United States Attorney General Eric Holder speaks at the National Action Network convention in New York, Wednesday, April 9, 2014. (AP Photo/Seth Wenig)
Attorney General Eric Holder is clearly still incensed by a tense exchange with Rep. Louie Gohmert (R, Texas) yesterday during a House Judiciary Committee hearing.
“The last five years have been defined by significant strides and by lasting reforms, even in the face of unprecedented, unwarranted, ugly and divisive adversity,” he told hundreds gathered in New York City for the National Action Network’s annual conference. “If you look at the way the attorney general of the United States was treated yesterday by a House committee – it had nothing to do with me, forget that – what attorney general has had to deal with that kind of treatment?”
Back in 2012 Holder become the first Justice Department head in American history to be held in contempt of Congress. After the Republican-led measure passed, many Democrats walked out of the House in protest. The action was taken in response to the Justice Department’s refusal to turn over certain documents tied to the failed Fast and Furious gun-running sting.
The “treatment” to which Holder referred today was Gohmert’s remark at the hearing while questioning the attorney general about his apparent reluctance to hand over documents relating to the prosecution of a Texas-based Islamic charity. As MSNBC reported:
“I realize that contempt is not a big deal to our attorney general, but it is important that we have proper oversight,” Gohmert said.
Holder snapped back: “You don’t want to go there buddy, all right? You don’t want to go there, OK?”
“I don’t want to go there?” Gohmert responded.
“No,” insisted Holder.
“About the contempt?” Gohmert asked. “You should not assume that this is not a big deal to me. I think that it was inappropriate. I think it was unjust. But never think that that was not a big deal to me. Don’t ever think that.”
Wednesday while speaking in New York at the event organized by Rev. Al Sharpton, Holder also addressed a number of issues important to the many activists in the audience, including racial profiling (it’s “wrong”) and voter access ( he said the administration would support lawmakers from both sides of the aisle “as they seek to fill the void left” by the Supreme Court ruling that struck down Section 4 of the Voting Rights Act of 1965).

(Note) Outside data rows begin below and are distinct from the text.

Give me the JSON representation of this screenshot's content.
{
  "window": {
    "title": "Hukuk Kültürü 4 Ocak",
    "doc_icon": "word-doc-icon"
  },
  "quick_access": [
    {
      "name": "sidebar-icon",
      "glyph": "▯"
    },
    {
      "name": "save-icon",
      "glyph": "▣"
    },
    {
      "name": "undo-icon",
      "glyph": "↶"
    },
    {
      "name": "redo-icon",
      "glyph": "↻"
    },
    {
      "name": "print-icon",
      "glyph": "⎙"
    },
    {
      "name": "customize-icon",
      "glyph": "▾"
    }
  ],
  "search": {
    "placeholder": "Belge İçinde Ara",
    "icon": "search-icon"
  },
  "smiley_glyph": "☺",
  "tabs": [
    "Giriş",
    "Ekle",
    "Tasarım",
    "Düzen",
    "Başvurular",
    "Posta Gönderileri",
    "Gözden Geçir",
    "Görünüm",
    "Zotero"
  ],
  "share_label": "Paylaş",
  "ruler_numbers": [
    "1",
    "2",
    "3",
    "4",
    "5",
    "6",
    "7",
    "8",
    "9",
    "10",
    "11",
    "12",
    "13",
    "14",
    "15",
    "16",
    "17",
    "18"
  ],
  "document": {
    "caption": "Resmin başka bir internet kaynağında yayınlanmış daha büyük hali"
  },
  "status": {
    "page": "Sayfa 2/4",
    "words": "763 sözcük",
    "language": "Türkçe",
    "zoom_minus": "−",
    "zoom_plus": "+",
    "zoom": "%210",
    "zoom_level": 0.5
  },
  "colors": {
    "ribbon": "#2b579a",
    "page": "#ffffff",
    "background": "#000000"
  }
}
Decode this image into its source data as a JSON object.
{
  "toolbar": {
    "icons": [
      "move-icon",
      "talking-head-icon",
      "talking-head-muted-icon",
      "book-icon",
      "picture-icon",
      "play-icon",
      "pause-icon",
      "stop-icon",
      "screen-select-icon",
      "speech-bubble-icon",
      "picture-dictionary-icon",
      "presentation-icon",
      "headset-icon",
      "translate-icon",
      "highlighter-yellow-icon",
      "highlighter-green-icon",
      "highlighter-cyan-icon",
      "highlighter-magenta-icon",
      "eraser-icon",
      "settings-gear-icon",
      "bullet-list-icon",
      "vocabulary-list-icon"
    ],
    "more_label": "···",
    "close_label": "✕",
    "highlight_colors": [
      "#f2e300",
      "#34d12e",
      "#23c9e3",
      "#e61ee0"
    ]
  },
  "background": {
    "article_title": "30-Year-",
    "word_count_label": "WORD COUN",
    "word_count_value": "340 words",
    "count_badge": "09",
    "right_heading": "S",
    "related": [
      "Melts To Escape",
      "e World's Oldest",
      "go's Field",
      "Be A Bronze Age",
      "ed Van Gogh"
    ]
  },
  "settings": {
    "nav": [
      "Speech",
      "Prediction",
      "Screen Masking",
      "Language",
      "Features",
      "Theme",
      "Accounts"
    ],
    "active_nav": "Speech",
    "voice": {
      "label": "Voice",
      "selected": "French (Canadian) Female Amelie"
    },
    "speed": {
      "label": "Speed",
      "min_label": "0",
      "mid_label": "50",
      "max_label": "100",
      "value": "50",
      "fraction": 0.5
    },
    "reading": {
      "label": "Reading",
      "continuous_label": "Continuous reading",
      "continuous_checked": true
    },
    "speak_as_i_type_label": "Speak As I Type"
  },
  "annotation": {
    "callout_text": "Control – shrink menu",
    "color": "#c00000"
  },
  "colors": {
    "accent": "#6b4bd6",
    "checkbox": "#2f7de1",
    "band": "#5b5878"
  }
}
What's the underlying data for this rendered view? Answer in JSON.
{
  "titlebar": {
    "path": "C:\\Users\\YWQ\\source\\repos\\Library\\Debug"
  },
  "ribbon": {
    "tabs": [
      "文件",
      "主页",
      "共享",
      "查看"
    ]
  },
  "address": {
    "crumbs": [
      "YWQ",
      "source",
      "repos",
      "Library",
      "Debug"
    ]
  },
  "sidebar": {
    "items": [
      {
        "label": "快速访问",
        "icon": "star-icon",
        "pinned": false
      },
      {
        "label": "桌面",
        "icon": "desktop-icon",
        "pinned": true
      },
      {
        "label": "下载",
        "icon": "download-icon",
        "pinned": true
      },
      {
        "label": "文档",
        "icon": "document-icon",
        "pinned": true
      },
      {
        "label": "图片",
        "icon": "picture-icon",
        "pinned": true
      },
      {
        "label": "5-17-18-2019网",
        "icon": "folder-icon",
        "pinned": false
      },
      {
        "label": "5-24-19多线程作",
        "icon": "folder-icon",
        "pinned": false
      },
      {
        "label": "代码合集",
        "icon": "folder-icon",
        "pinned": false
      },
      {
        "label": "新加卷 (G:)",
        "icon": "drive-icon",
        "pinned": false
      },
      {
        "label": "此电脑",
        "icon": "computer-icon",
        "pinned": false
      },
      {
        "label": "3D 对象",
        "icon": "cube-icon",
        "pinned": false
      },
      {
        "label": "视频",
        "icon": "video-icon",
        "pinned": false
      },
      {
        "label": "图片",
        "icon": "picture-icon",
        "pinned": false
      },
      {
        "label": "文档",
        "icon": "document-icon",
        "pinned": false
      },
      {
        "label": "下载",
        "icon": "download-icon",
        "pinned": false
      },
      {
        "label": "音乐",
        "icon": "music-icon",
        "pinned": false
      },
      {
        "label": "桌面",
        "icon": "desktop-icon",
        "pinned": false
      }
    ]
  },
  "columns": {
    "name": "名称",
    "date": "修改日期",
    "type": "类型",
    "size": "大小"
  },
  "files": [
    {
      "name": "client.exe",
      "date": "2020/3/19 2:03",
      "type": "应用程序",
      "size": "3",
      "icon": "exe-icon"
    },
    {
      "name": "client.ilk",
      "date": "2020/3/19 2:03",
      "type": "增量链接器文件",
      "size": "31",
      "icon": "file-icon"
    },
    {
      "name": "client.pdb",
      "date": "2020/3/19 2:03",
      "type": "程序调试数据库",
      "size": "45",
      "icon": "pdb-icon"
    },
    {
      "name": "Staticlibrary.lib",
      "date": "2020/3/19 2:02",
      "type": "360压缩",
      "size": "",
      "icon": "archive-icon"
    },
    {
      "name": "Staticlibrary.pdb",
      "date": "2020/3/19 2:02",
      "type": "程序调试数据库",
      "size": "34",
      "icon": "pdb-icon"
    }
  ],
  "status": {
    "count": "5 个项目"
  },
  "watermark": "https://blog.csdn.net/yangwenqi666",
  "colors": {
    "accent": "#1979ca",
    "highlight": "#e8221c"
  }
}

He also called out racial disparities in sentencing, mentioning a 2013 report by the U.S. Sentencing Commission that black men receive sentences that are 20% longer than those of white men convicted of similar crimes. “Such outcomes are not only shameful and unacceptable and impede our ability to see that justice is done.” He said the Justice Department had created a working group of U.S. Attorneys to study the problem.